By Promod Puri
The other day for a nostalgic childhood recreation, I bought a medium-size kite from Amazon. The order got delivered within a couple of days. It was a cardboard package double the size of a large pizza box. Inside the box, there was another slim plastic case containing the rolled-up kite along with the string.
While I was delighted for the efficient and quick delivery to get myself into the gone-by flying sport, the spacious packaging intrigued me. Why such an extra-large box where the plastic case inside must be sliding from side to side?
Overpacked and over-wrapped, packaging poses an environmental issue?
As we are concerned about plastic pollution, cardboard is no less culprit in damaging our environment. Instead, it produces more emissions in production than plastic. Since it is heavier, cardboard packaging costs more on transportation, resulting in higher vehicle emissions and fuel charges.
According to Greenpeace, globally, 4 billion trees are cut down to make paper every year – the equivalent of 1% of the Amazon Rainforest.
Paper production is also a water-intensive and polluting industry. The World Wide Fund says it takes five litres of water to create one sheet of paper.
A forest conservation organization, Canopy, reports that more than half the paper produced globally gets turned into packaging, with 241 million tons of shipping boxes, cardboard mailers, and void-fill wrappers, and other paper-based packaging made yearly.
Yes, cardboard is biodegradable, but according to a report, only 53% of it ends up in recycling bins, and even less is recycled.
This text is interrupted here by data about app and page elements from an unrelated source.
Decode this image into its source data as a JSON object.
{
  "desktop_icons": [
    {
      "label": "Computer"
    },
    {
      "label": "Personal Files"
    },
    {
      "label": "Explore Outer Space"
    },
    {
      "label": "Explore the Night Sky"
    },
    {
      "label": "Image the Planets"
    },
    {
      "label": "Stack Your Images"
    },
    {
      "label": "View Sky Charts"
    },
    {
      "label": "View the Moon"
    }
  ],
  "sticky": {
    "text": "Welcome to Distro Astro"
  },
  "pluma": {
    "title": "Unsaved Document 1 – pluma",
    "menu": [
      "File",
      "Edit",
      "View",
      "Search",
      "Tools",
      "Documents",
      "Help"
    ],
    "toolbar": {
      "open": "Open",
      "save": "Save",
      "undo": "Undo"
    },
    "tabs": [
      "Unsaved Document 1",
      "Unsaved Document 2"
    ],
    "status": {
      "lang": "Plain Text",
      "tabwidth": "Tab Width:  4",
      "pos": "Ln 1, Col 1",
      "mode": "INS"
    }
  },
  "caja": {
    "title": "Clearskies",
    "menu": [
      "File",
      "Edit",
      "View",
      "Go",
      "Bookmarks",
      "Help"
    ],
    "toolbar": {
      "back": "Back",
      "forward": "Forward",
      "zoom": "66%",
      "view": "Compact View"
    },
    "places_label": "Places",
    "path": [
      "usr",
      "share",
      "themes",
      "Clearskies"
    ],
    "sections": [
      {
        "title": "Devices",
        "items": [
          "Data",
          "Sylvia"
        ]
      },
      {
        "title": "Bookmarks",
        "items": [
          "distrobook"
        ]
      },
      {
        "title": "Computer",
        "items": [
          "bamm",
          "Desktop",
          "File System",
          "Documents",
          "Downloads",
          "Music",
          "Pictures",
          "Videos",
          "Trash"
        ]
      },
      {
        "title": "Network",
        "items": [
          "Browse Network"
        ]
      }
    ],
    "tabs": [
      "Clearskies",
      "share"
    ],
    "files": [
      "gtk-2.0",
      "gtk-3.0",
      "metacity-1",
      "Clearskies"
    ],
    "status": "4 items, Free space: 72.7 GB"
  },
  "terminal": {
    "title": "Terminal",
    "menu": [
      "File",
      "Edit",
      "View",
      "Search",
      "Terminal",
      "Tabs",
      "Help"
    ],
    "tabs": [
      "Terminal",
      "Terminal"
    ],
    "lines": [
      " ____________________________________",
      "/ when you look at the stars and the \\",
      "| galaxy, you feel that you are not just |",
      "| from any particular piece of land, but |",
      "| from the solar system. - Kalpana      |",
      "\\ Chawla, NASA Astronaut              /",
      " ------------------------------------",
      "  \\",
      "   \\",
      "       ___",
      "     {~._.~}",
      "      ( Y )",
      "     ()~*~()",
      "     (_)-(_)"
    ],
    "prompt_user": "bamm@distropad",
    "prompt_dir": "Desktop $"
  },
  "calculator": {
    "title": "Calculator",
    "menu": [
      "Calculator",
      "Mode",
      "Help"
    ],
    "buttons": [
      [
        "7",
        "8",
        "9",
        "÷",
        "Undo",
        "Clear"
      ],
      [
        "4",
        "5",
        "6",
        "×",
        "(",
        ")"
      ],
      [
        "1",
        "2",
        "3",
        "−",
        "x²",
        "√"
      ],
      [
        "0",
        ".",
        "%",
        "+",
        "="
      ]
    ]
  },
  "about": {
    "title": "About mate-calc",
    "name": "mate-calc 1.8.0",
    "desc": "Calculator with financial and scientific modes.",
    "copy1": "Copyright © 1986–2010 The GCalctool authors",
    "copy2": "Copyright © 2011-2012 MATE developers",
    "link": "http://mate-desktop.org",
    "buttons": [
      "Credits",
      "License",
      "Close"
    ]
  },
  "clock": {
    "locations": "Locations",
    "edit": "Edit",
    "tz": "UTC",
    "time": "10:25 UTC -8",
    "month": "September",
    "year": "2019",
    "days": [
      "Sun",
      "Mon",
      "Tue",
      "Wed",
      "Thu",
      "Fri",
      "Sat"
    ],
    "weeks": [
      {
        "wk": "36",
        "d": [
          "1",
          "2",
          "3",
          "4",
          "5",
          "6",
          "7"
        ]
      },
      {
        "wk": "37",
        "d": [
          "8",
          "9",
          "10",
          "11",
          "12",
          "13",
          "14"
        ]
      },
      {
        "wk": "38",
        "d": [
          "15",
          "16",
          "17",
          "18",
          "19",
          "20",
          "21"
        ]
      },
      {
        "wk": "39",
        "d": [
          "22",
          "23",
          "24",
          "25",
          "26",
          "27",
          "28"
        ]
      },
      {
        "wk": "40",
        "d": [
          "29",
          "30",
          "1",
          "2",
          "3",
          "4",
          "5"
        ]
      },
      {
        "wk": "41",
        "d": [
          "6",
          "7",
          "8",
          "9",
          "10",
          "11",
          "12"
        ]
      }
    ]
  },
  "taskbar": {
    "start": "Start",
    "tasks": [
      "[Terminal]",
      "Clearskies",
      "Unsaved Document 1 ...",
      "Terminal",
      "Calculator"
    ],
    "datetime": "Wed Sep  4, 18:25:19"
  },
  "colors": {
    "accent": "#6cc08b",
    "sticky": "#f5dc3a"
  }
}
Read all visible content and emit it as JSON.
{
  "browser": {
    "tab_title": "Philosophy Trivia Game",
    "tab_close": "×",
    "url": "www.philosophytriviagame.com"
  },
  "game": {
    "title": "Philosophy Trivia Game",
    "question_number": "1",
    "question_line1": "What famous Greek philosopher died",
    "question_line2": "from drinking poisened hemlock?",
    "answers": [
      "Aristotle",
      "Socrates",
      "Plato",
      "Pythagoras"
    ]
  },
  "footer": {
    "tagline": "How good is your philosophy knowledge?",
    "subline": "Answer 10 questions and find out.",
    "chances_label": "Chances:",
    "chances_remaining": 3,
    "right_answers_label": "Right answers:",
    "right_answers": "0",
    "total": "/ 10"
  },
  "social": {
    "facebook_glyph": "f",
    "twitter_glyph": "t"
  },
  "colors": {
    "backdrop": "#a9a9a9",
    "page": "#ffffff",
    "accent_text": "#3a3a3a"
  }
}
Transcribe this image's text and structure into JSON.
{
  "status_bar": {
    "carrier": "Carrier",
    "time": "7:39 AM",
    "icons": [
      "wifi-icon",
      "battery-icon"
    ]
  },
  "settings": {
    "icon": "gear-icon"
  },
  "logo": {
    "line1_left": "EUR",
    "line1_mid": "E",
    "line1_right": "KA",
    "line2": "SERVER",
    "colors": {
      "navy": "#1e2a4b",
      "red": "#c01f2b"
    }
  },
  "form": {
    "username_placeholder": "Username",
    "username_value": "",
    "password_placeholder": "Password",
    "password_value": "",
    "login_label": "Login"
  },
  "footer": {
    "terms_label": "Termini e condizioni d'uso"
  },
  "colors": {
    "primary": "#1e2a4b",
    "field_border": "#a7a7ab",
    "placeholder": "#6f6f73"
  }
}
With the year-on-year growth of e-commerce sales, packaging volumes are touching the sky. With that, my highflying simple pleasure, the extra-large kite packaging, turned into an environmental concern.